By Mike | 01st December 2015

Off-camera flash on location – part 1

Off-camera flash on location – part 1

Studio photography is great fun and it’s possible to produce some fine photography with small flashes in your own home, but what happens when you get bored and fancy hanging a canvas on your wall with a bit more drama? You make the world your studio!

Armed with a camera, a small bag of lighting gear and your imagination, there’s endless fun to be had out on location. This series will give you all the tools you need to get the most from this enjoyable genre of photography.  

What is it?

Although it’s possible to use your speedlights to light objects and buildings, by far the majority of off-camera flash work involves portraiture. In essence, you use lights in the same way as in a studio, but instead of using a background such as vinyl or paper roll, you use the environment that you’re shooting in. As you can imagine this can make for much more interesting images with almost limitless storytelling potential.

The gear

The good news is that it’s possible to do this kind of work on a small budget. We would always recommend starting with one speedlight – something that you probably already own – and working up from there because, unlike in the studio, you’re going to have to balance the flash exposure with the ambient light. Don’t panic, though! This is much easier than it sounds, and we’ll walk you through the process in this series.

The rest of the gear you’ll need to give this a go is as follows:

  • Any DSLR or CSC that has a hotshoe
  • Any lens, but preferable with a focal length of at least 50mm on a full frame body or 35mm on a crop
  • A cheap set of triggers such as Yongnuo RF-603s – about £25-£30
  • A lightstand such as those sold by Konig – about £15
  • A Lightstand adaptor – between £5-£25
  • A small hotshoe softbox or shoot through umbrella – £5-£30
  • Sandbags – £10

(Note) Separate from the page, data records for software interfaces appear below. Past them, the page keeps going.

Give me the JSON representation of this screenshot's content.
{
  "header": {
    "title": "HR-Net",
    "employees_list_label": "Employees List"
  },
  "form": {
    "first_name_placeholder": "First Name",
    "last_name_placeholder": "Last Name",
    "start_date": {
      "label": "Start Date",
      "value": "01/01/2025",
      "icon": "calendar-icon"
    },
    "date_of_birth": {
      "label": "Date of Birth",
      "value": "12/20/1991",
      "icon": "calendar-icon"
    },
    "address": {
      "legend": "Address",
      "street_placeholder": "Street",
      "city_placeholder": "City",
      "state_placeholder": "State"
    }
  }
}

As you can see, you don’t need to spend a fortune to try this! Shoot-through umbrellas are a popular first modifier because they’re so cheap at around a fiver, and they’re ideal for beginners. They’re a doddle to put up, give you lovely soft light and are cheap enough that your wallet doesn’t feel the pinch if they have an accident on location.

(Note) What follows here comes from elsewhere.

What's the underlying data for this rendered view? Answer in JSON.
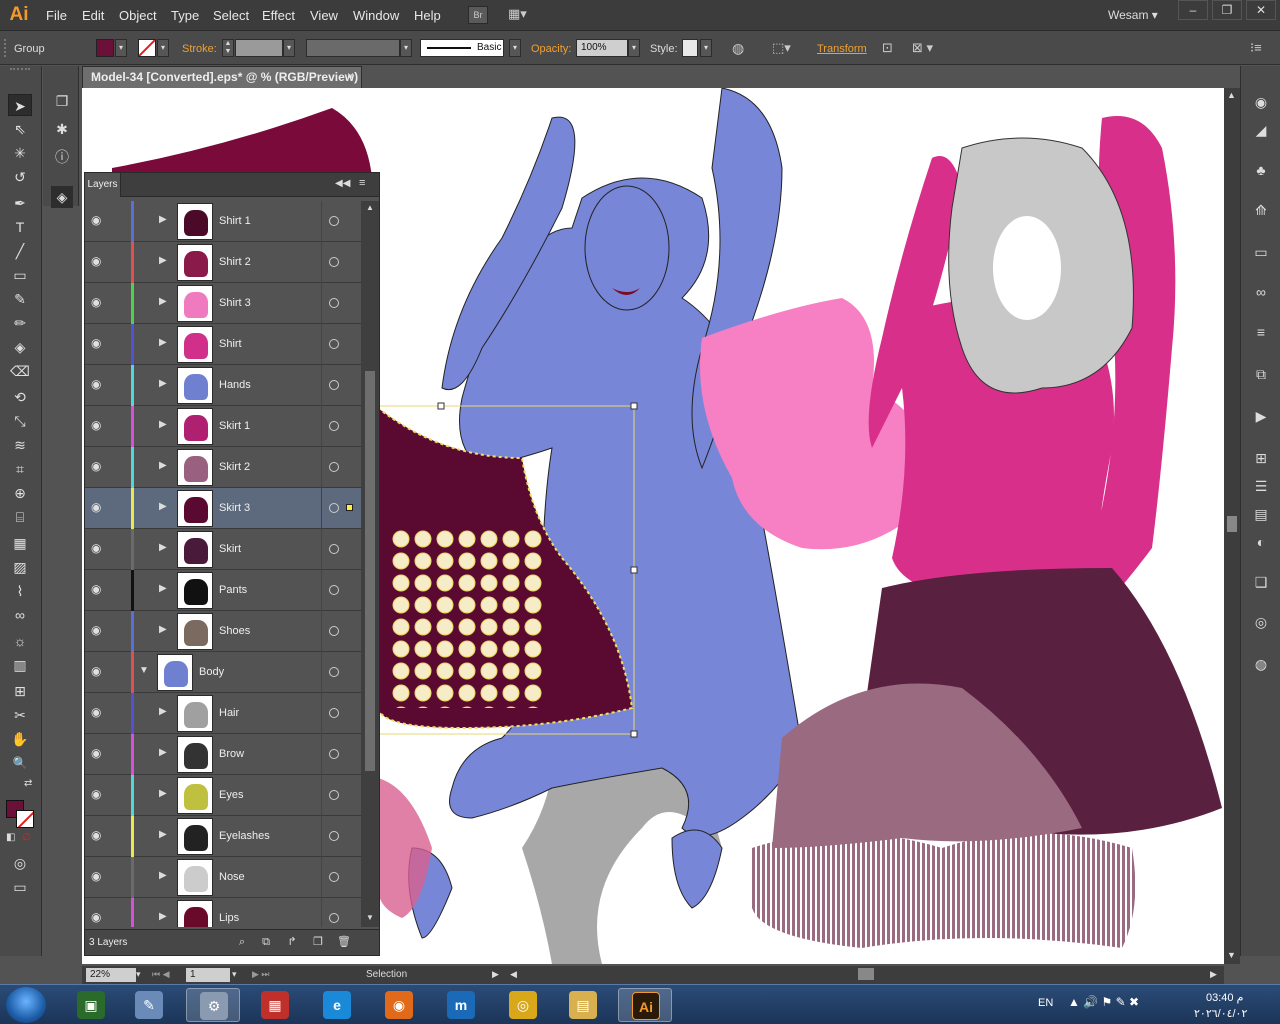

Don’t think that you can get away without the sandbags, though. You can buy photography-specific ones that you can leave empty in your gear bag and fill with rocks or earth on location. Trust us, an umbrella on a lightstand without sandbags to hold it down won’t stay standing for long!

Join us next time when we’ll discuss finding great locations for your first shoot...

More posts

Inspired by: Dan Winters

The Dan Winters style
Read more
By Laura
27th September 2017

5 of the best interior design blogs

The definitive design blog list
Read more
By Laura
27th September 2017